== What to work on ==
Determine how many lines of the records include "image", and answer with the number alone.

== Stored data ==
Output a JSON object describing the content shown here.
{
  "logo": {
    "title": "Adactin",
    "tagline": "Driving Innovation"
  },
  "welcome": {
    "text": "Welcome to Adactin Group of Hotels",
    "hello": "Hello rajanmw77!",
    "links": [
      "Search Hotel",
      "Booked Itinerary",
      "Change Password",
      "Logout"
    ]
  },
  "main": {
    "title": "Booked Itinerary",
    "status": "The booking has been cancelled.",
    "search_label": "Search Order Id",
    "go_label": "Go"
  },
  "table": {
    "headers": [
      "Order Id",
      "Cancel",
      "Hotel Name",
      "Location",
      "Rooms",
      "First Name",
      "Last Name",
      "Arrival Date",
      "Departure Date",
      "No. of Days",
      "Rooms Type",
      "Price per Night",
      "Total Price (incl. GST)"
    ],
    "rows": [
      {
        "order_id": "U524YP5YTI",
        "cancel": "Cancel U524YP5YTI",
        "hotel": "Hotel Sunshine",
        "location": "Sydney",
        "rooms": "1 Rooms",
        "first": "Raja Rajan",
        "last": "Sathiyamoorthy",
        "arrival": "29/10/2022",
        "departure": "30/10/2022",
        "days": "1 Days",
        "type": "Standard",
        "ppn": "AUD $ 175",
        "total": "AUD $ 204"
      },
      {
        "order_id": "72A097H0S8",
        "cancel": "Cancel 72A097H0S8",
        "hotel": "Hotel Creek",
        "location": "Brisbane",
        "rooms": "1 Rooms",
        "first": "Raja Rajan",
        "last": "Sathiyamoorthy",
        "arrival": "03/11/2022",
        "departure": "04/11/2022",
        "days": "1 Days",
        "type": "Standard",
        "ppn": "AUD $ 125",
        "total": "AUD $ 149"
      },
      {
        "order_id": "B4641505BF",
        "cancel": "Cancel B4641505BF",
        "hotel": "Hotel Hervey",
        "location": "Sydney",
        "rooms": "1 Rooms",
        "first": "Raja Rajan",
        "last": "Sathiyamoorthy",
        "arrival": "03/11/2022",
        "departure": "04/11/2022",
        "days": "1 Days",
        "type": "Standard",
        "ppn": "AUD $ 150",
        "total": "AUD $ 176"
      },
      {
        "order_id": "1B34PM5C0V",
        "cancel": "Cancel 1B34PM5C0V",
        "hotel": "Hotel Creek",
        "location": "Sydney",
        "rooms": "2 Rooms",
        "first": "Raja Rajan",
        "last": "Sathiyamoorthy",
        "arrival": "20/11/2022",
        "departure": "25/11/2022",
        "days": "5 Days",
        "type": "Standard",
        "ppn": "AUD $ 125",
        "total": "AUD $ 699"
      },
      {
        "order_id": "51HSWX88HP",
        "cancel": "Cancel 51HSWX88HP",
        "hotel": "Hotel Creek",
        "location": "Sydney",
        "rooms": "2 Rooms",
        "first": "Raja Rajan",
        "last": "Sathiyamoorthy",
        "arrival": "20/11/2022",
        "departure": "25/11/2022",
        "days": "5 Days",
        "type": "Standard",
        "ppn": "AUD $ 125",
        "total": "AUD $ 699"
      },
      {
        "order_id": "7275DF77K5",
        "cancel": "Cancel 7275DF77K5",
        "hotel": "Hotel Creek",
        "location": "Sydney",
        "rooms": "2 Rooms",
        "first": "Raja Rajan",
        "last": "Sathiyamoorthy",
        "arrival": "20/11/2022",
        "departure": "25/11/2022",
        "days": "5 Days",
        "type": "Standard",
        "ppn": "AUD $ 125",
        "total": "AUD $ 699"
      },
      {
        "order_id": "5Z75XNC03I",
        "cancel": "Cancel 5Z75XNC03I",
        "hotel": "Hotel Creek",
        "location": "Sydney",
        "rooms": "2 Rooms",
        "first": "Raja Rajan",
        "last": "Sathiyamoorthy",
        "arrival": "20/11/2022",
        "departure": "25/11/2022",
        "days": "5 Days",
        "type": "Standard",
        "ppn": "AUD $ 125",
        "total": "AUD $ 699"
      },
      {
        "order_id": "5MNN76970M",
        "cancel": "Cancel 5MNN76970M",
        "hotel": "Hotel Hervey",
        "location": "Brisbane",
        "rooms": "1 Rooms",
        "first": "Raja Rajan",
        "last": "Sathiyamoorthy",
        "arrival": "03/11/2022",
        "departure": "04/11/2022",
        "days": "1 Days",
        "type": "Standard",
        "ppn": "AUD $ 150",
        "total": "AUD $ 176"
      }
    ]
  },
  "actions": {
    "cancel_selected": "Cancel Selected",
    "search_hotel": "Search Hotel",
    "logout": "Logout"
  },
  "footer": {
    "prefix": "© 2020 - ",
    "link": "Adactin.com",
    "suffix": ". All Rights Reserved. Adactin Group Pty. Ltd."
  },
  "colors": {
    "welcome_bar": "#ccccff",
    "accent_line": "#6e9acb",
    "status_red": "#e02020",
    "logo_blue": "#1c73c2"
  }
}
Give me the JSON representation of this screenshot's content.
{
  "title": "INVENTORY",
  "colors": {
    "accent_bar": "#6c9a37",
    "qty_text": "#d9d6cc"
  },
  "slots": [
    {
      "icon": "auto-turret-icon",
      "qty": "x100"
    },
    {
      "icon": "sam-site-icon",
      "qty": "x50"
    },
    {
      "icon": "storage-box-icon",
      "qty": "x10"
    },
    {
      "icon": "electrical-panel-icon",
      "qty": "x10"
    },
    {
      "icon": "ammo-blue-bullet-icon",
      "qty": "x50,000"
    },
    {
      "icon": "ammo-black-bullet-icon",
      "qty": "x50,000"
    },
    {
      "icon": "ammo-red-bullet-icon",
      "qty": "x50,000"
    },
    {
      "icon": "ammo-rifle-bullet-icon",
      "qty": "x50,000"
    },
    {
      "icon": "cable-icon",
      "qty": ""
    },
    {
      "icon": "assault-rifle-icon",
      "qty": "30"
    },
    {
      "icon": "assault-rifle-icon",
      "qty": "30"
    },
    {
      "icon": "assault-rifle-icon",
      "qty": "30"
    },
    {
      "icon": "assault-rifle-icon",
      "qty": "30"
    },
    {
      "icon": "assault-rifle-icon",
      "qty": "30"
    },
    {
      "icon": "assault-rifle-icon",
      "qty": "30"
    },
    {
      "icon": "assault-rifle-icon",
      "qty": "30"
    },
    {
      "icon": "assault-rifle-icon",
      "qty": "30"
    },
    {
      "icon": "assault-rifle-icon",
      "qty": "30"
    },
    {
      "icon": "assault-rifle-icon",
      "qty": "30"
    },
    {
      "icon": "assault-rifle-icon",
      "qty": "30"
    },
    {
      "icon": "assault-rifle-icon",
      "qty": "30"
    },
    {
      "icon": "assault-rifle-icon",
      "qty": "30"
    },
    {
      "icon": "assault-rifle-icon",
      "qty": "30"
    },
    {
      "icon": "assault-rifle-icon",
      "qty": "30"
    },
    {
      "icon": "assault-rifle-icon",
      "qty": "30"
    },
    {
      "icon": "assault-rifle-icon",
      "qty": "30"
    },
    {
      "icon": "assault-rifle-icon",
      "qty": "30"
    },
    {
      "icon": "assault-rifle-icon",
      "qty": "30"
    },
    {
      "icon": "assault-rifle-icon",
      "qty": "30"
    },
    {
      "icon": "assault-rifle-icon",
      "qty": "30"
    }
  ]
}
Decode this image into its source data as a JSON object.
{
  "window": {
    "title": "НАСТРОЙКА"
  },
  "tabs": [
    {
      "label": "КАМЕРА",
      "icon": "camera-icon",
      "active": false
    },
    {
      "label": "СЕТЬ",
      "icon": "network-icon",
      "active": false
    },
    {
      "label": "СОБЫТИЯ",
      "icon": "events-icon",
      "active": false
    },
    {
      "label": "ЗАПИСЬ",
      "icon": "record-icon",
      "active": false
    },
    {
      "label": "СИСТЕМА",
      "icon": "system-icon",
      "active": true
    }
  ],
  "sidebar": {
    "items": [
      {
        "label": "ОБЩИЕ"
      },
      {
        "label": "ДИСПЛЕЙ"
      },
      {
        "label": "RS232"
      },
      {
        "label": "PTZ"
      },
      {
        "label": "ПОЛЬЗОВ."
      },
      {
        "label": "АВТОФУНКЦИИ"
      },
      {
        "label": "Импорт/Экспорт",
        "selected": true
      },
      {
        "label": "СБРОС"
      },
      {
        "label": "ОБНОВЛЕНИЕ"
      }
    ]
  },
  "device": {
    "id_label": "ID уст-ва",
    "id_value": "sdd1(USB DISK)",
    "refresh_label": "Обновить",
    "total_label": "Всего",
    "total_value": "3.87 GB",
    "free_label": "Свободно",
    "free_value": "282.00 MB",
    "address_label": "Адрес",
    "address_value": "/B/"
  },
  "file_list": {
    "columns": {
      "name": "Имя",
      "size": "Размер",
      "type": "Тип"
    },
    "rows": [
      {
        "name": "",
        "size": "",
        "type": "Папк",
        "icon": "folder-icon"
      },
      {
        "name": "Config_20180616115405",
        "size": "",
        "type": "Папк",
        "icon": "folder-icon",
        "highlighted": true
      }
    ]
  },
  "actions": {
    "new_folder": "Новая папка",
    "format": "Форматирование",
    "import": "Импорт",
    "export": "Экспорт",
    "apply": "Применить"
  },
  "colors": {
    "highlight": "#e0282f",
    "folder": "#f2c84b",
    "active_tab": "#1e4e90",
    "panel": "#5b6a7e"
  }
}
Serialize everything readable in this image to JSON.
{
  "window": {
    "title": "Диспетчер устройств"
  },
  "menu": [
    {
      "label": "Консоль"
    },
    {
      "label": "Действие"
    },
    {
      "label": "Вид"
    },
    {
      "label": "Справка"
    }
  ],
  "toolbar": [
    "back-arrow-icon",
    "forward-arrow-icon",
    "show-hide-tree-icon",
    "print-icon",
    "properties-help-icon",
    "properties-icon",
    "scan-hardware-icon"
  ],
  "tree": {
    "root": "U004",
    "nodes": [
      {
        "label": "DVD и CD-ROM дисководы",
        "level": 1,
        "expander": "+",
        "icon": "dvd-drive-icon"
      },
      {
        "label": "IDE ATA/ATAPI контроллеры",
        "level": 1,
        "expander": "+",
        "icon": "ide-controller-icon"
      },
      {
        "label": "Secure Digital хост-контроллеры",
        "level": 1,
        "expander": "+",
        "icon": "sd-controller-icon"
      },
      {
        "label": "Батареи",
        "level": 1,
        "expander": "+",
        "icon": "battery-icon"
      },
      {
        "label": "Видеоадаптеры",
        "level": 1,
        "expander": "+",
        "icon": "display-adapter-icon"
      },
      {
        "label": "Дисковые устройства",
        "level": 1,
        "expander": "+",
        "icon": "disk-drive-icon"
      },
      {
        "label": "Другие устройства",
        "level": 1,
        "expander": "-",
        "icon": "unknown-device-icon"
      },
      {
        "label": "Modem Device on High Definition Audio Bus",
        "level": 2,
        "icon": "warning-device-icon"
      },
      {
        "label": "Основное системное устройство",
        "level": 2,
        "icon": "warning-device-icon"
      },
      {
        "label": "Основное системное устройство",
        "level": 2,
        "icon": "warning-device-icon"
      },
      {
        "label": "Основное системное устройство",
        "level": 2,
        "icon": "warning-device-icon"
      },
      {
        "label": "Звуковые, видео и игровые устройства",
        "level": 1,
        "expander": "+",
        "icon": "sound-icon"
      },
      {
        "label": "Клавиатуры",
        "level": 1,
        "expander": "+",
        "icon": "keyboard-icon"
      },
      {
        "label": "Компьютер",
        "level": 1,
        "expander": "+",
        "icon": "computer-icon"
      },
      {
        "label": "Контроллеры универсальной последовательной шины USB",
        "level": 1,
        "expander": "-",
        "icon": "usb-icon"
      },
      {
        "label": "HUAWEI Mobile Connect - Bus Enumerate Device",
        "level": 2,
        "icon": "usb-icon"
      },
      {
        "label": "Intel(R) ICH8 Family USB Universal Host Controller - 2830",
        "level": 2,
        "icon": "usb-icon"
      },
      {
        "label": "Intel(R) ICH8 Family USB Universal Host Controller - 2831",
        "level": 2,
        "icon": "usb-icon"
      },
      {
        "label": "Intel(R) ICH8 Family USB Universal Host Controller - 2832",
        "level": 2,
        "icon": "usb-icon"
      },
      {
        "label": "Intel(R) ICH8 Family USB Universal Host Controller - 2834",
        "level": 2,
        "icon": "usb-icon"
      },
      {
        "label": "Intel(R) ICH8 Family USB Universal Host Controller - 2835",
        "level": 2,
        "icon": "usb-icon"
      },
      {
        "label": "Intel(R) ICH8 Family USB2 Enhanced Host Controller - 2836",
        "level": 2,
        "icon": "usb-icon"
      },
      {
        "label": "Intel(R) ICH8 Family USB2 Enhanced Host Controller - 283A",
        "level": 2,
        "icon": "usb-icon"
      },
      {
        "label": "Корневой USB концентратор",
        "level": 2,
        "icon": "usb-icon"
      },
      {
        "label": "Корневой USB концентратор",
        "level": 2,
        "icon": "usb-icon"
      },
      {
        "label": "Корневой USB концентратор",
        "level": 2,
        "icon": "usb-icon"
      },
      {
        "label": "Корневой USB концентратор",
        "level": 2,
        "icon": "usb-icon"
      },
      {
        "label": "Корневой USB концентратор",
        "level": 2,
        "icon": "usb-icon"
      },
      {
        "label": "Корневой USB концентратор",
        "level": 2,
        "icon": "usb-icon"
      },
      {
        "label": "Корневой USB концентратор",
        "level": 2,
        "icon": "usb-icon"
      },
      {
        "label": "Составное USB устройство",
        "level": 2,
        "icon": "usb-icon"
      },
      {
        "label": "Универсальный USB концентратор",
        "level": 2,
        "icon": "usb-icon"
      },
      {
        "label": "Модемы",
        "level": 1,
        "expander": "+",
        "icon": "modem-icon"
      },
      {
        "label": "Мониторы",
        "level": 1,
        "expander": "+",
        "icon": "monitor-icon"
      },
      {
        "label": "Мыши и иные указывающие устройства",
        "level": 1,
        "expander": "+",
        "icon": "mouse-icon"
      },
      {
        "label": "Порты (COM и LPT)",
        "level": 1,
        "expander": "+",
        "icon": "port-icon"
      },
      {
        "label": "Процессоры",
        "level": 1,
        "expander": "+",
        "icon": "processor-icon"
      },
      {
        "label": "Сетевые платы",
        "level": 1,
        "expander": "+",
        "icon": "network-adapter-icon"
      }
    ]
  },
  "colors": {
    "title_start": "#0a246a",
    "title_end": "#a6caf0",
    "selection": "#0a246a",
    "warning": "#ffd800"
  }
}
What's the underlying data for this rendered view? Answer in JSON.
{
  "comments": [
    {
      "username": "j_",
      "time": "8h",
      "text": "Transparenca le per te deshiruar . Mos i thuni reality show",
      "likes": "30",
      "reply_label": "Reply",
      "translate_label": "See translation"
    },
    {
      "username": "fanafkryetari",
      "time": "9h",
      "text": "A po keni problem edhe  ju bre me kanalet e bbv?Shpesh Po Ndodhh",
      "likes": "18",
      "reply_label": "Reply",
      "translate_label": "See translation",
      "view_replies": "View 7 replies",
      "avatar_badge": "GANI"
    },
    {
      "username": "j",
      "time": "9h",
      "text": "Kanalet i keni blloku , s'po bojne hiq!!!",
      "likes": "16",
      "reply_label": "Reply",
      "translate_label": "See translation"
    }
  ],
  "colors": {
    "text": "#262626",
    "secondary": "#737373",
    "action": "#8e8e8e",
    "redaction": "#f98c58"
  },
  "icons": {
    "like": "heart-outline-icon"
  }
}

== Response area ==
2